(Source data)
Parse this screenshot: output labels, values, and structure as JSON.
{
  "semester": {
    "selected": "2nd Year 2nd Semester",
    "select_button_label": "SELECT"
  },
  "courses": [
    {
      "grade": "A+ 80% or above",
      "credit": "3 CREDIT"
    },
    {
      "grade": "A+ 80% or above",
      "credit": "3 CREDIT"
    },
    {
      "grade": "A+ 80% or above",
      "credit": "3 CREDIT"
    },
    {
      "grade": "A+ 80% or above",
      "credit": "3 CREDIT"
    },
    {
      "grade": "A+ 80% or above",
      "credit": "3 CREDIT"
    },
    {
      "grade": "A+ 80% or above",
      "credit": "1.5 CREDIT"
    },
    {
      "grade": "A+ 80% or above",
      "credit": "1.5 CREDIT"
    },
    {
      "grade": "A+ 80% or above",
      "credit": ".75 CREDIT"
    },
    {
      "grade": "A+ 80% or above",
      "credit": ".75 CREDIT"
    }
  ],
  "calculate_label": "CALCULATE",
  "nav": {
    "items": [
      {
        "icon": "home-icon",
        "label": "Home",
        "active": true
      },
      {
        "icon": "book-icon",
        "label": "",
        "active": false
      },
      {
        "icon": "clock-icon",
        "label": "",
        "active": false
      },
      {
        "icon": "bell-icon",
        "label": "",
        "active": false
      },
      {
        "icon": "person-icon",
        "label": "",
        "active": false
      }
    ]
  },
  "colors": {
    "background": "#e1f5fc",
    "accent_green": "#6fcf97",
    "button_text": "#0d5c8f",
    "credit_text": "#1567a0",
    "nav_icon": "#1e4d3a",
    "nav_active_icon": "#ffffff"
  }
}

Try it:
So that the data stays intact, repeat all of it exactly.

Finished exercise:
Parse this screenshot: output labels, values, and structure as JSON.
{
  "semester": {
    "selected": "2nd Year 2nd Semester",
    "select_button_label": "SELECT"
  },
  "courses": [
    {
      "grade": "A+ 80% or above",
      "credit": "3 CREDIT"
    },
    {
      "grade": "A+ 80% or above",
      "credit": "3 CREDIT"
    },
    {
      "grade": "A+ 80% or above",
      "credit": "3 CREDIT"
    },
    {
      "grade": "A+ 80% or above",
      "credit": "3 CREDIT"
    },
    {
      "grade": "A+ 80% or above",
      "credit": "3 CREDIT"
    },
    {
      "grade": "A+ 80% or above",
      "credit": "1.5 CREDIT"
    },
    {
      "grade": "A+ 80% or above",
      "credit": "1.5 CREDIT"
    },
    {
      "grade": "A+ 80% or above",
      "credit": ".75 CREDIT"
    },
    {
      "grade": "A+ 80% or above",
      "credit": ".75 CREDIT"
    }
  ],
  "calculate_label": "CALCULATE",
  "nav": {
    "items": [
      {
        "icon": "home-icon",
        "label": "Home",
        "active": true
      },
      {
        "icon": "book-icon",
        "label": "",
        "active": false
      },
      {
        "icon": "clock-icon",
        "label": "",
        "active": false
      },
      {
        "icon": "bell-icon",
        "label": "",
        "active": false
      },
      {
        "icon": "person-icon",
        "label": "",
        "active": false
      }
    ]
  },
  "colors": {
    "background": "#e1f5fc",
    "accent_green": "#6fcf97",
    "button_text": "#0d5c8f",
    "credit_text": "#1567a0",
    "nav_icon": "#1e4d3a",
    "nav_active_icon": "#ffffff"
  }
}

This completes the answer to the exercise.